Brentwood Committee Approves 2011 Budget
The Brentwood Ways and Means Committee approved the city's proposed 2011 budget on Monday. The budget requires a final approval from the Board of Aldermen before the end of the year.
The Brentwood Ways and Means Committee approved the city's proposed $14.6 million budget for 2011 at its meeting on Monday morning.
The committee could only examine budget summaries and ask general questions on money allocations. The detailed line item budget won't be available until the end of the week, City Administrator Chris Seemayer said. The budget will be sent to the Brentwood Board of Aldermen to approve at its Dec. 6 meeting, Seemayer said.
The city expects overall revenue to decrease by 3 percent, or $330,000. The decrease is fueled by a projected $275,000 drop in tax-increment financing reimbursements because the Brentwood Promenade TIF was paid off in April. The revenue might be higher than expected, Seemayer said, because the city used a very conservative number when projecting sales tax revenue.
In September, the Board of Aldermen approved a hike in property tax rates: from 76.4 cents to 84.8 cents per $100 in property value for businesses, and from 60.2 cents to 61.2 per $100 in property value for homeowners. The budget shows an expected $2,000 increase in revenue from property taxes for next year.
In its general operating fund, the city plans to trim costs by cutting five employees and decreasing the hours of another position. Other employees will be eligible for a 3 percent wage increase if they meet performance guidelines. Second Ward Alderman Mike Marshall asked about employees with disciplinary actions on their records.
"Everybody is qualified to be evaluated, but based upon your evaluation, that determines if you get that raise or not," Seemayer said.
Some employees have reached the wage cap for their positions, however, so they won't be eligible for the raises.
In capital improvement projects, the city plans to spend $345,000 on the police and fire departments. The fire department hopes to buy a new ambulance and EKG monitor, while the police department seeks two cars, two Tasers, a portable radar trailer, a surveillance camera and eight rifle night sights.

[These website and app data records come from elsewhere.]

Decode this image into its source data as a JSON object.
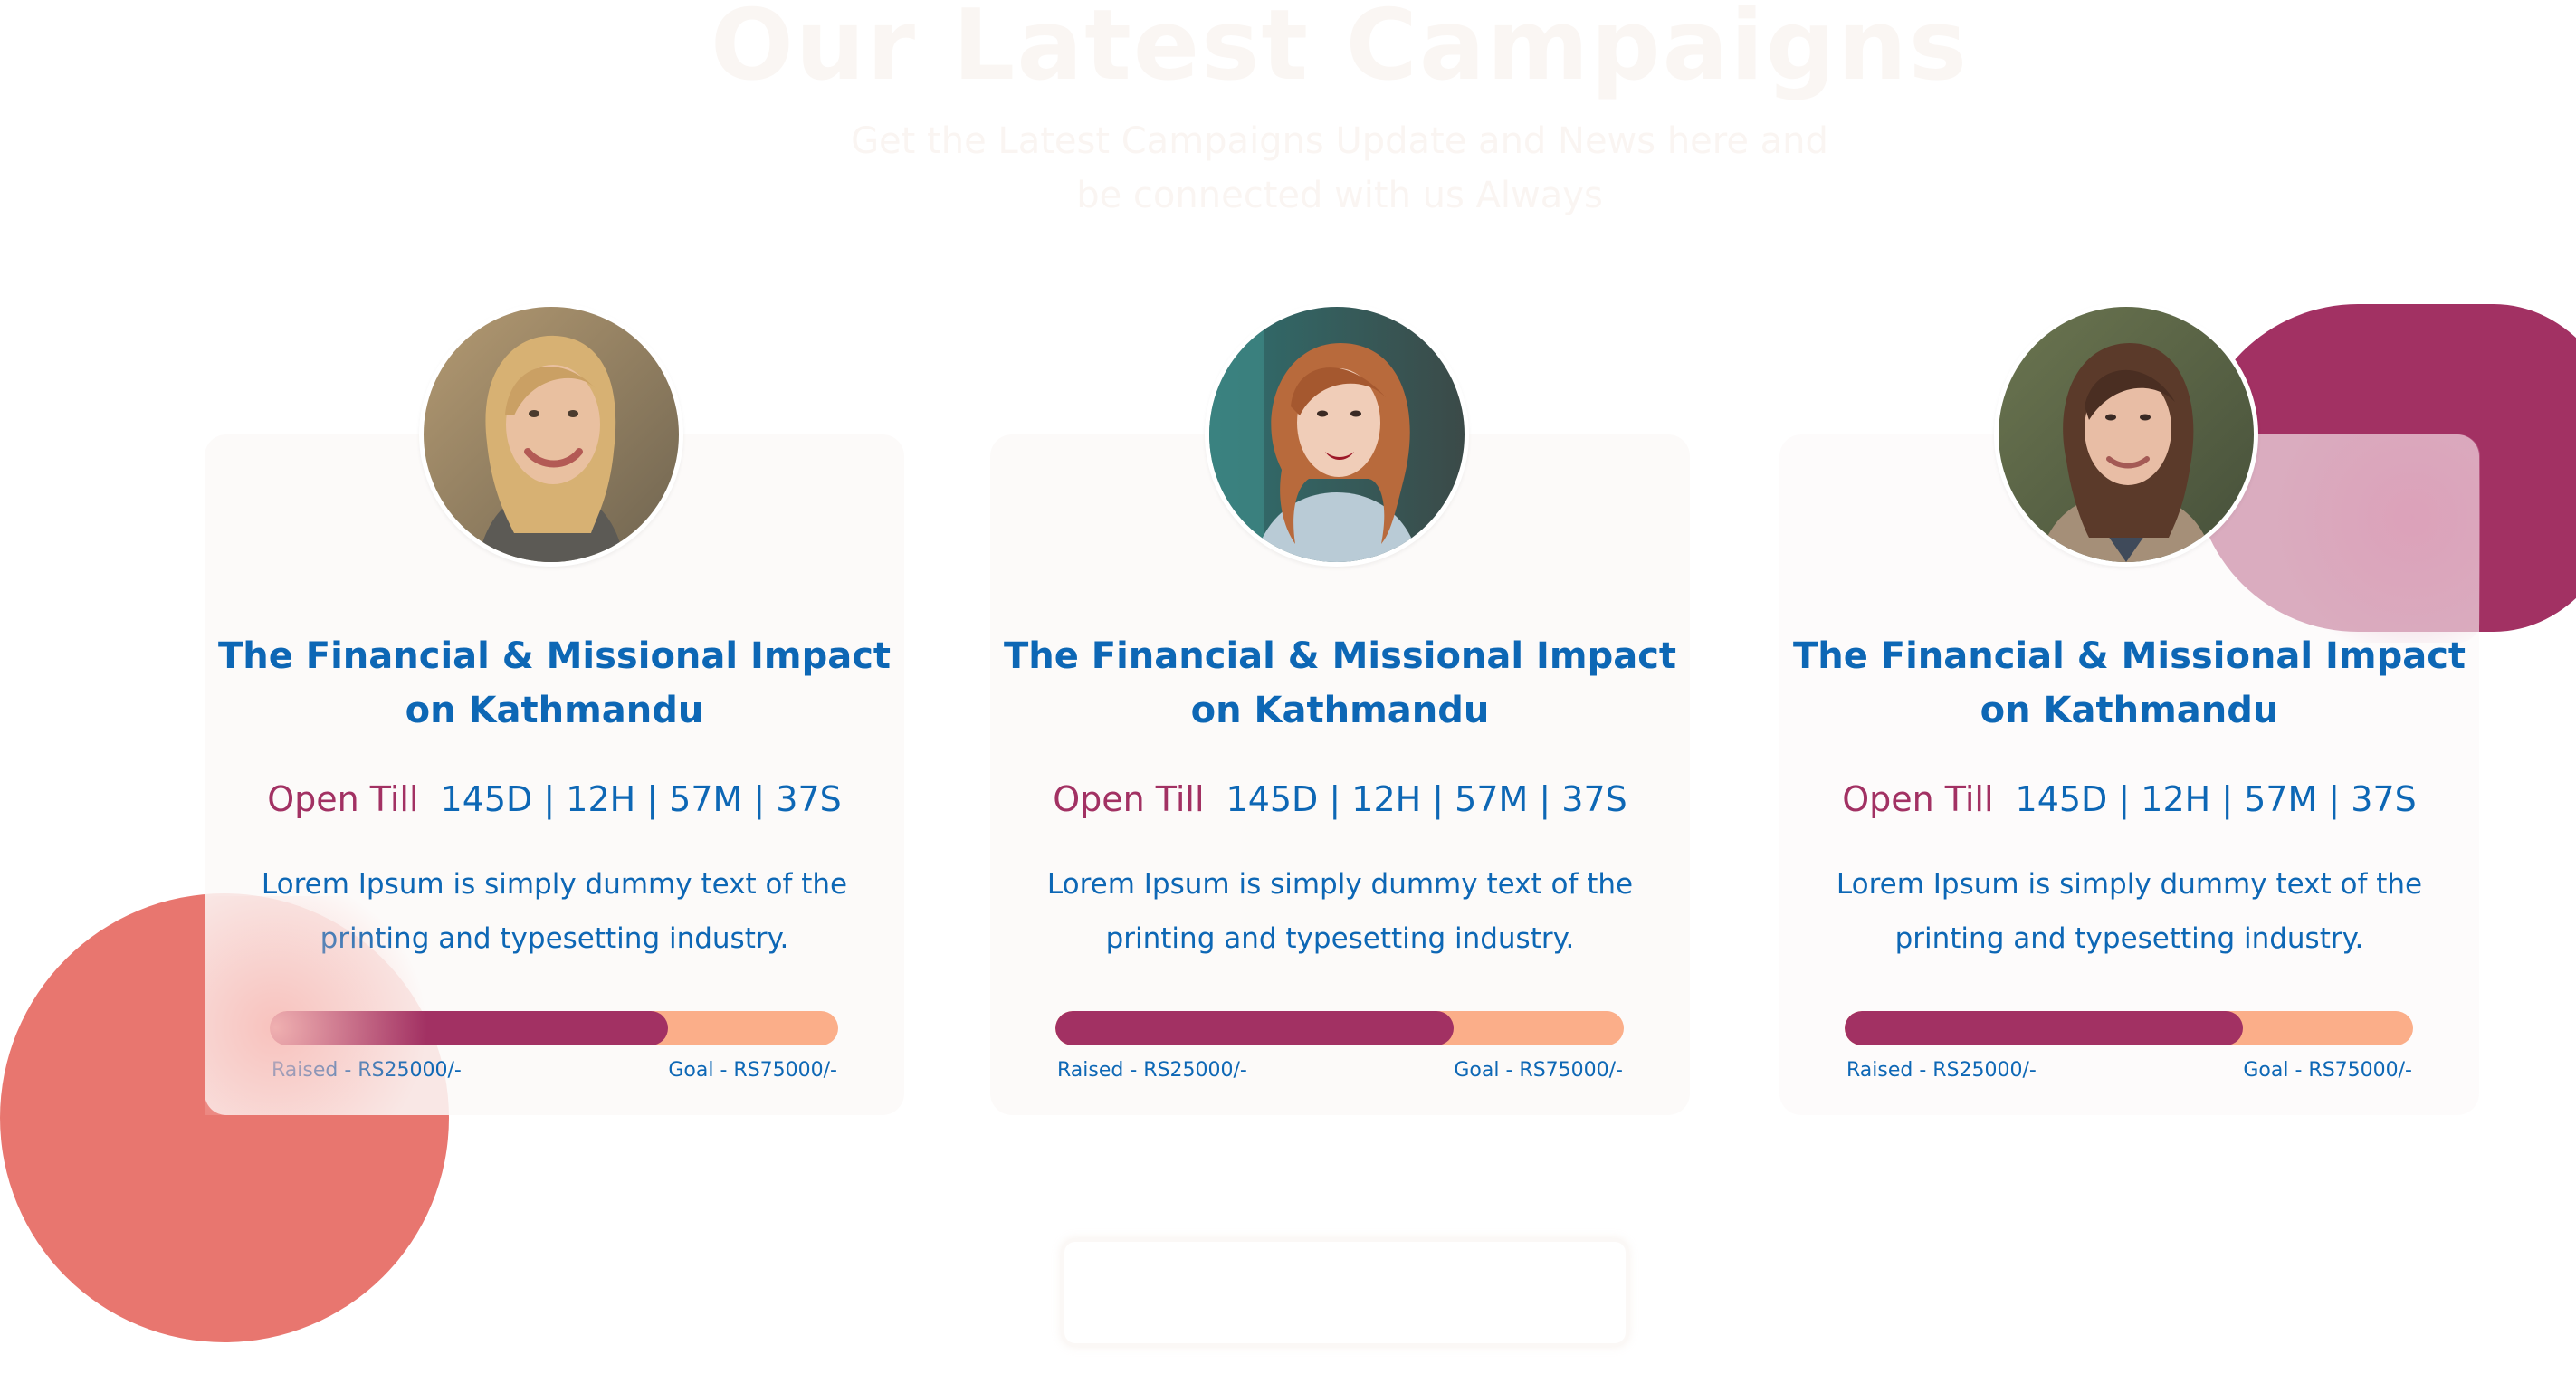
{
  "section": {
    "heading": "Our Latest Campaigns",
    "subheading": "Get the Latest Campaigns Update and News here and be connected with us Always"
  },
  "colors": {
    "accent": "#a23163",
    "primary_text": "#0d67b5",
    "progress_track": "#fbae89",
    "coral_blob": "#e8766f"
  },
  "campaigns": [
    {
      "avatar_icon": "avatar-photo",
      "title": "The Financial & Missional Impact on Kathmandu",
      "open_label": "Open Till",
      "countdown": "145D | 12H | 57M | 37S",
      "description": "Lorem Ipsum is simply dummy text of the printing and typesetting industry.",
      "progress": 0.7,
      "raised": "Raised - RS25000/-",
      "goal": "Goal - RS75000/-"
    },
    {
      "avatar_icon": "avatar-photo",
      "title": "The Financial & Missional Impact on Kathmandu",
      "open_label": "Open Till",
      "countdown": "145D | 12H | 57M | 37S",
      "description": "Lorem Ipsum is simply dummy text of the printing and typesetting industry.",
      "progress": 0.7,
      "raised": "Raised - RS25000/-",
      "goal": "Goal - RS75000/-"
    },
    {
      "avatar_icon": "avatar-photo",
      "title": "The Financial & Missional Impact on Kathmandu",
      "open_label": "Open Till",
      "countdown": "145D | 12H | 57M | 37S",
      "description": "Lorem Ipsum is simply dummy text of the printing and typesetting industry.",
      "progress": 0.7,
      "raised": "Raised - RS25000/-",
      "goal": "Goal - RS75000/-"
    }
  ]
}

Marshall asked if the night sights were necessary expenses when the police officers don't generally use rifles, but First Ward Alderwoman Barbara Clements said the city shouldn't cut corners on police equipment.
The city also plans to spend $286,000 in public works projects, including a snow plow, a new dump truck bed, and street and sidewalk replacements.
About 4 percent of the city's expenses—totaling $643,000—will be used to pay back previous bond issues. The city will submit payments toward three projects: the street project bonds from 1992, the city hall improvement bonds from 2003 and the police and fire stations bonds from 2009.
In other Ways and Means Committee news:
- Voters approved the propositions to extend mayoral and aldermanic terms from two to four years, but the Board of Aldermen has to pass an ordinance to finalize the changes. Seemayer told the committee to expect an agenda item for next Monday's meeting.
- Ron Hill, the Brentwood Municipal Court judge, asked the committee to consider changing judge terms from two to four years to match the mayoral and aldermanic terms. "If you keep me at every two years, you don't eliminate an election. You have an off-year election for just a judge," he said. The city's code requires an ordinance change from Board of Aldermen in order to extend the judge's term, not the approval of Brentwood voters, Seemayer said. The committee agreed to bring it before the board.